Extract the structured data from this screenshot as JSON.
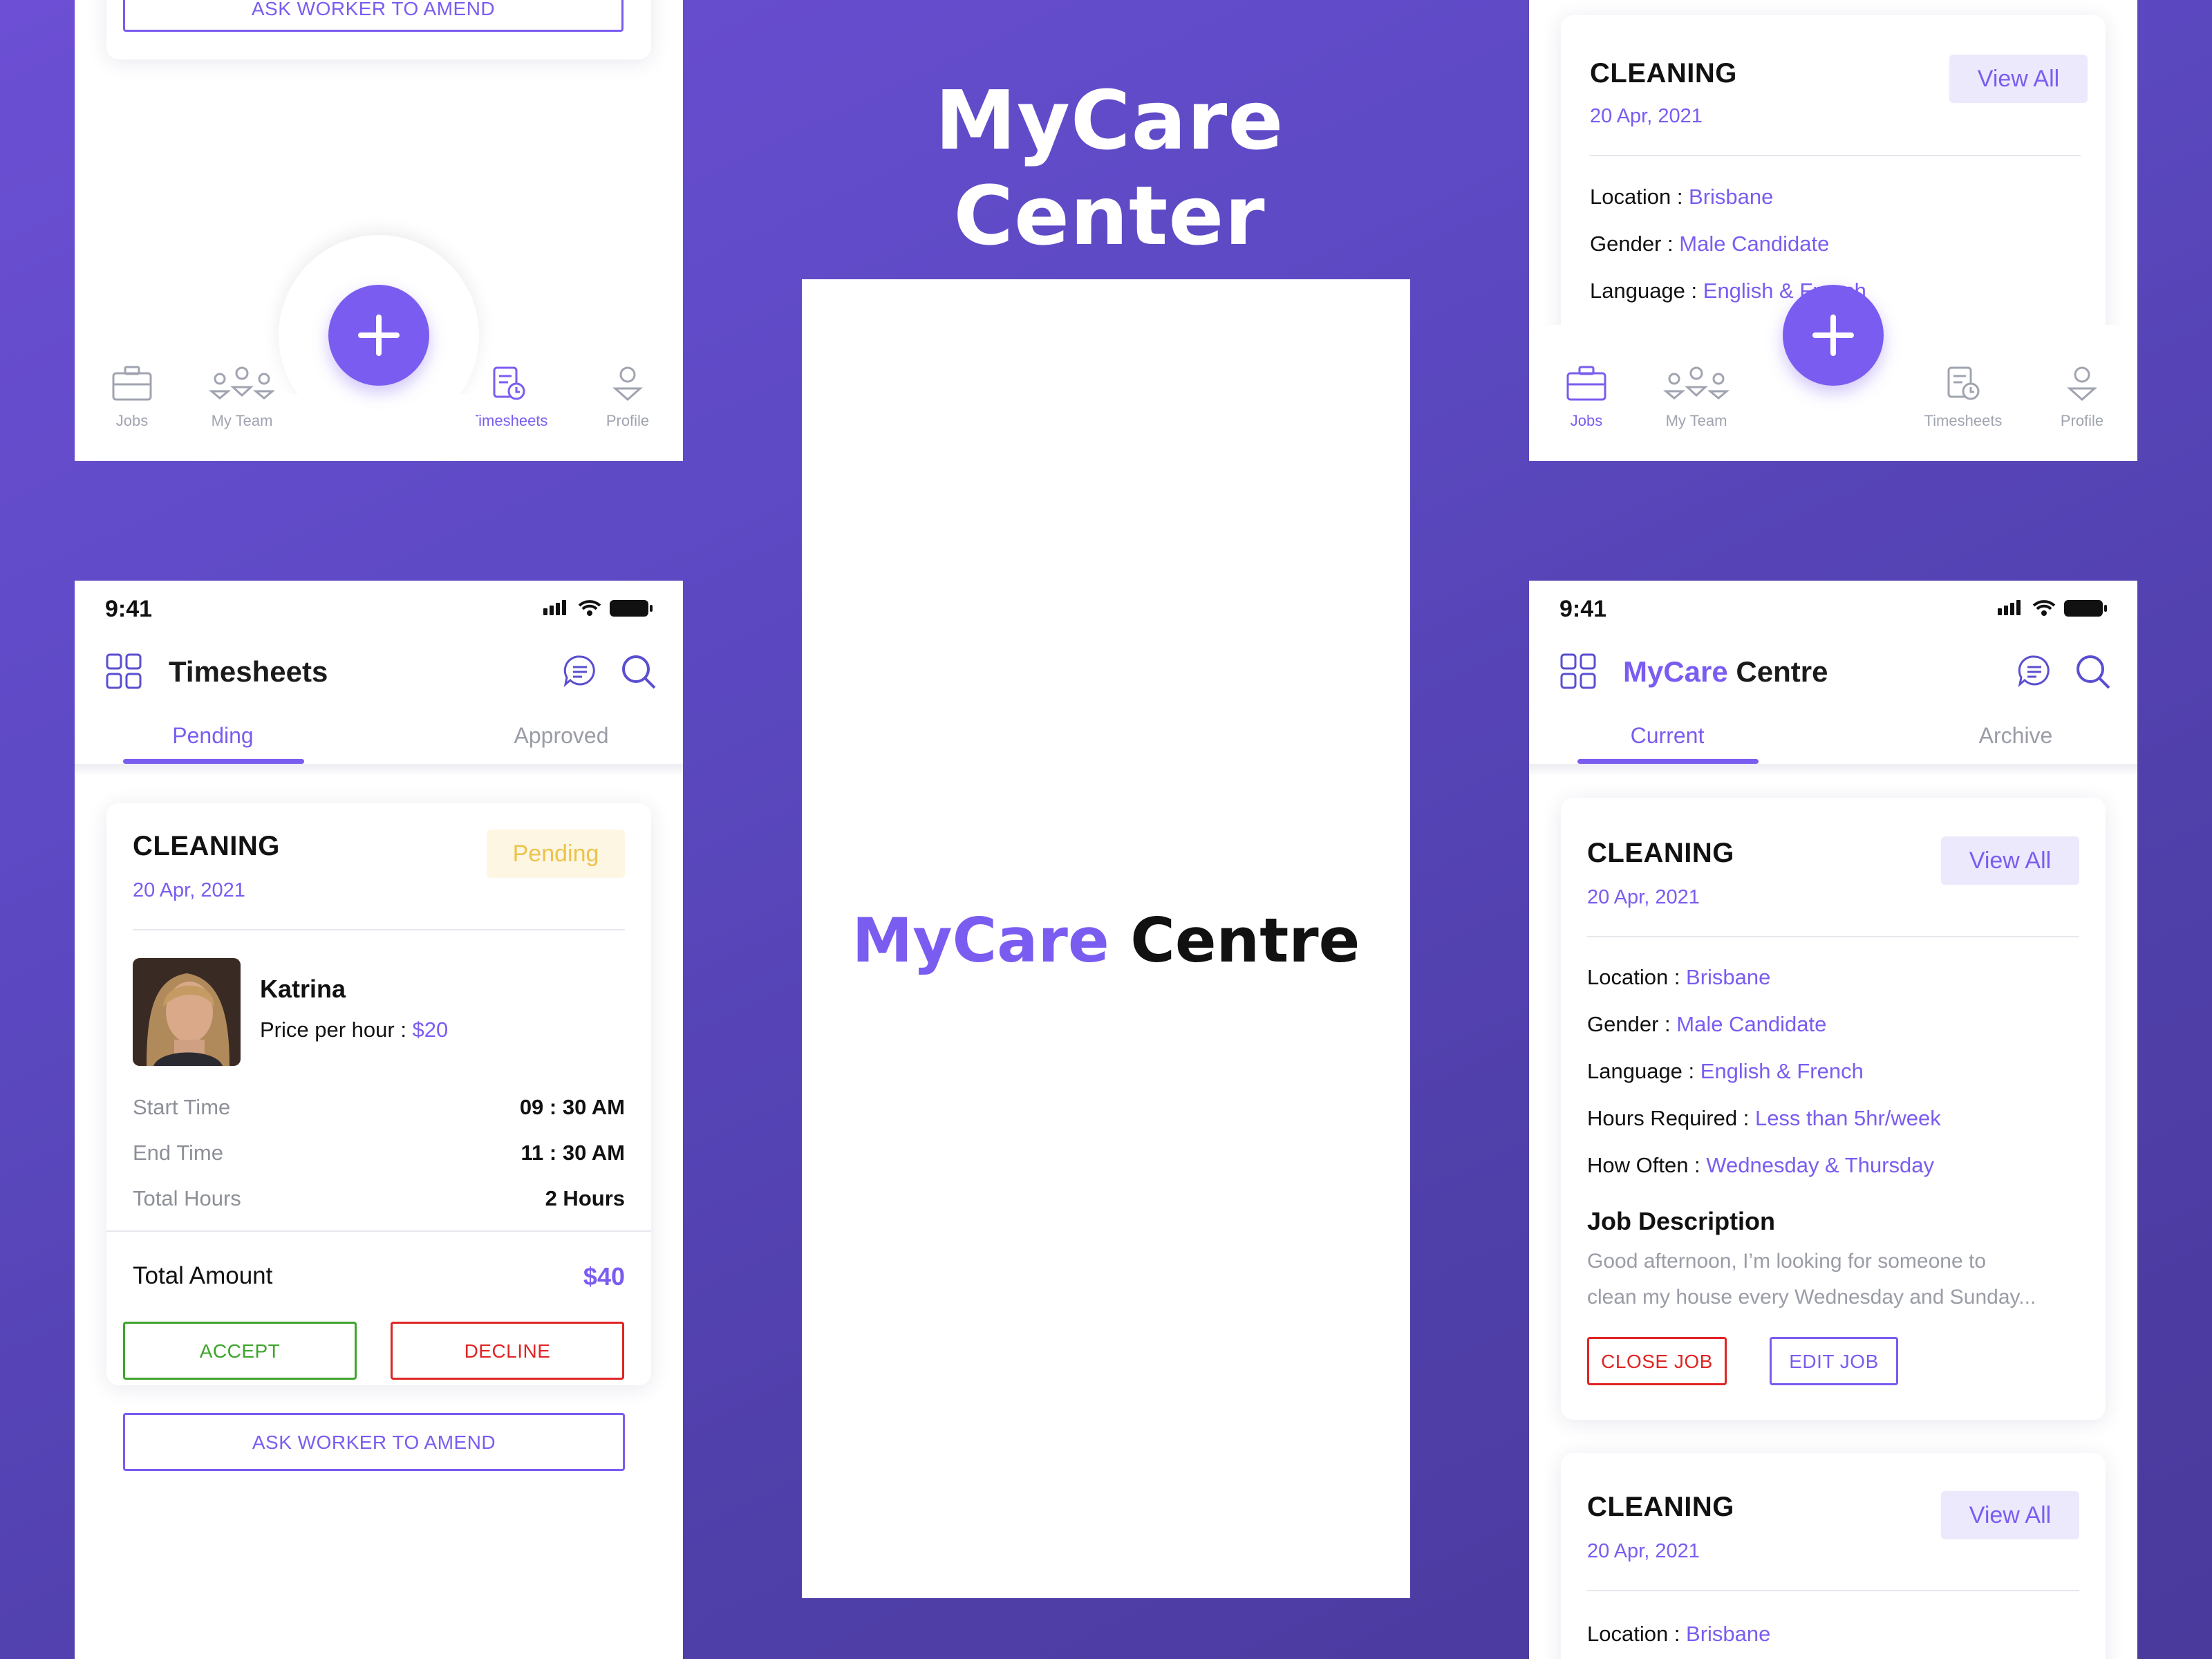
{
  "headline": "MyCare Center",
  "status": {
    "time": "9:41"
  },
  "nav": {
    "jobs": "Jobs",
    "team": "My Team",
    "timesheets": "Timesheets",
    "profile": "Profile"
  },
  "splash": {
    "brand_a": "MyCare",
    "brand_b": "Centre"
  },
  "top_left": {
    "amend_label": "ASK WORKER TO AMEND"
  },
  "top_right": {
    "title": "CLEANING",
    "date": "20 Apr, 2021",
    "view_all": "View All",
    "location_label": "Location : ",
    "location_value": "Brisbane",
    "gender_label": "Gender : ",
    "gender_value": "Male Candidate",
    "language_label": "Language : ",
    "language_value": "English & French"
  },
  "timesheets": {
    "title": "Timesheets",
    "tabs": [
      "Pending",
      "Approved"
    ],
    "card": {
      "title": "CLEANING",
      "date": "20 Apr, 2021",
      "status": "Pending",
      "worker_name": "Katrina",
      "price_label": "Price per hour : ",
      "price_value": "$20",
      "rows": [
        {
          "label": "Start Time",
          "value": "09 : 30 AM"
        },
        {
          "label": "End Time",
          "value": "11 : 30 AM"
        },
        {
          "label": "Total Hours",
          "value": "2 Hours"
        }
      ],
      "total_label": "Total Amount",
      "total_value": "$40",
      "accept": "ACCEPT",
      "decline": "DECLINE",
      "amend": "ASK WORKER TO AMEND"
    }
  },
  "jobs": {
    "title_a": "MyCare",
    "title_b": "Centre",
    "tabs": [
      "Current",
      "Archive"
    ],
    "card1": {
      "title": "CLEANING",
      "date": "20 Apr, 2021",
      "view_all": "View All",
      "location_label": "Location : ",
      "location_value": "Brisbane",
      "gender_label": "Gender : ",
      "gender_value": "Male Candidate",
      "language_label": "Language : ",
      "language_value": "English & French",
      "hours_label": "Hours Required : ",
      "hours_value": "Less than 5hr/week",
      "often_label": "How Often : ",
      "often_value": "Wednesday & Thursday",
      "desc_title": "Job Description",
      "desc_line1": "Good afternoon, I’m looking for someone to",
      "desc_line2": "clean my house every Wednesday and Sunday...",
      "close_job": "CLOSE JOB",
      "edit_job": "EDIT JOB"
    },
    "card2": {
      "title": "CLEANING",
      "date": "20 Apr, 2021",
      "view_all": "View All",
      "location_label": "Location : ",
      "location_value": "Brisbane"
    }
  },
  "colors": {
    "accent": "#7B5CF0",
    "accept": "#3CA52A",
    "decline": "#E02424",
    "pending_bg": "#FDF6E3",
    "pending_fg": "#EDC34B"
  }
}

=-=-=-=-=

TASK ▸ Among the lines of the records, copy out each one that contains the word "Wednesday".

EXERCISE SOLUTION ▸
      "often_value": "Wednesday & Thursday",
      "desc_line2": "clean my house every Wednesday and Sunday...",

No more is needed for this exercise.